Scripture Isaiah 58:1-9a
Thus, says the Lord GOD:
Cry out full-throated and unsparingly,
lift up your voice like a trumpet blast;
Tell my people their wickedness,
and the house of Jacob their sins.
They seek me day after day,
and desire to know my ways,
Like a nation that has done what is just
and not abandoned the law of their God;
They ask me to declare what is due them,
pleased to gain access to God.
"Why do we fast, and you do not see it?
afflict ourselves, and you take no note of it?"
Lo, on your fast day you carry out your own pursuits,
and drive all your laborers.
Yes, your fast ends in quarreling and fighting,
striking with wicked claw.
Would that today you might fast
so as to make your voice heard on high!
Is this the manner of fasting I wish,
of keeping a day of penance:
That a man bow his head like a reed
and lie in sackcloth and ashes?
Do you call this a fast,
a day acceptable to the LORD?
This, rather, is the fasting that I wish:
releasing those bound unjustly,
untying the thongs of the yoke;
Setting free the oppressed,
breaking every yoke;
Sharing your bread with the hungry,
sheltering the oppressed and the homeless;
Clothing the naked when you see them,
and not turning your back on your own.
Then your light shall break forth like the dawn,
and your wound shall quickly be healed;
Your vindication shall go before you,
and the glory of the LORD shall be your rear guard.
Then you shall call, and the LORD will answer,
you shall cry for help, and he will say: Here I am!
Over the past year I lost about 20 pounds. I am not unhappy with this result, but it is a relatively mediocre accomplishment. Often these are the two voices I hear in my own head:
Voice 1: I am so happy I worked out on the elliptical today. I feel great. I know I am going to lose weight this week.
Voice 2: I realize it is right before bed, but one bowl of cereal isn’t going to hurt. Besides I earned it! I deserve this reward well, because I had a difficult day and I did work out!

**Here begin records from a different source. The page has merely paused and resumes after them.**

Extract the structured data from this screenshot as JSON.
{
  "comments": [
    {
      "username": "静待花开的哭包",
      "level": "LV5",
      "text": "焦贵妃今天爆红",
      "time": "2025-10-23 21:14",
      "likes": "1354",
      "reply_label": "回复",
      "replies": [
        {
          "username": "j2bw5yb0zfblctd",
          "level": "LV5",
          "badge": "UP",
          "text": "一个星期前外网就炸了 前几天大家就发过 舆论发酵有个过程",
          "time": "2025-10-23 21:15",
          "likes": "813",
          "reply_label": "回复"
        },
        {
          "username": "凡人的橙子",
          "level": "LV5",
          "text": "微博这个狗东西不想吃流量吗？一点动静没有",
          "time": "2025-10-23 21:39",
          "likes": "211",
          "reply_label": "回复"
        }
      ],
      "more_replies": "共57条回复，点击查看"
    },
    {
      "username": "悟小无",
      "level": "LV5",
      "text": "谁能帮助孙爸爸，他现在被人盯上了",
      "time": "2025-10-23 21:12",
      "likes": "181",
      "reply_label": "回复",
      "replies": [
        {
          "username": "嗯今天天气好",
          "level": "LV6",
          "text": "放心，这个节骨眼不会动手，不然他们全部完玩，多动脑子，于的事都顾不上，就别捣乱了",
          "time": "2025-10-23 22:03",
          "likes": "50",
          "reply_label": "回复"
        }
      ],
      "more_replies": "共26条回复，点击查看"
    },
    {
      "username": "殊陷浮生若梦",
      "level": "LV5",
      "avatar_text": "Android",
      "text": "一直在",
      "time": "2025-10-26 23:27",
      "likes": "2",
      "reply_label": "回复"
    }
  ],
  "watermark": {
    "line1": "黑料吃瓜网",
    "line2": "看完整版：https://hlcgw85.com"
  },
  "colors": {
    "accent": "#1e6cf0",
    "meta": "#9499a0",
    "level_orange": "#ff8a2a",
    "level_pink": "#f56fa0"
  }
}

The issue is more obvious to you than it is to me especially when I am in the midst of this battle of entitlement and self-control.
It is also the same battle that is described by the prophet Isaiah. The Israelites are upset. It seems that they have been “working out” by fasting, but God has not taken note. It is their belief that they have earned God’s favor because they were following the law and are incredulous that they have not been granted God’s favor. Of course, in their opinion, they are entitled to God’s blessing.
The problem is not only that they are they not eating right, but their exercises are inefficient and lacking proper form. God reminds them not to be proud of their fasting because they are selfish and mean to each other, “your fast day you carry out your own pursuits and drive all your laborers. Yes, your fast ends in quarreling and fighting, striking with wicked claw.” God then tells them this isn’t even what I want from you. What I desire is that you are: “releasing those bound unjustly, untying the thongs of the yoke; Setting free the oppressed, breaking every yoke; Sharing your bread with the hungry, sheltering the oppressed and the homeless; Clothing the naked when you see them, and not turning your back on your own.”
Humans must be fascinating creatures to observe. We just cannot get it right even though we are convinced we are getting it exactly right. On Ash Wednesday a thread on twitter was an argument about the words that should be said while receiving ashes. Many were self-righteous in their responses. God could not care less. This thought was driven home a couple hours later when a nineteen-year-old walked into a high school in Florida and executed 17 people.
Considering the state of our world, maybe our Lenten observance should be focused on holiness. Becoming holy means that we have been transformed. Isaiah tells us that holiness is acknowledging our connectedness to other human beings and responding to their needs especially the poor and vulnerable. Our path to holiness must include both the "exercises" of prayer, fasting and almsgiving, that are efficient and effective, as well as the "healthy eating" of caring for those in need. It is this combination, and not a duplicitous approach that sabotages our best efforts, that will result in a holy life.
- How do you discern what God asks of you?
- When are you duplicitous or inauthentic in your spiritual pursuits?
- Who is someone you know who is in need? How might you help them?
FAST from petty arguments: rise above the smallness that can drag us down. Remember you are God’s chosen.
PRAY by listening. Take 3 minutes to be quiet and still. Close your eyes and just listen to your surroundings.What do you hear God saying to you? Are you listening clearly?
GIVE your presence to an individual who needs an ear to hear them or a shoulder to support them.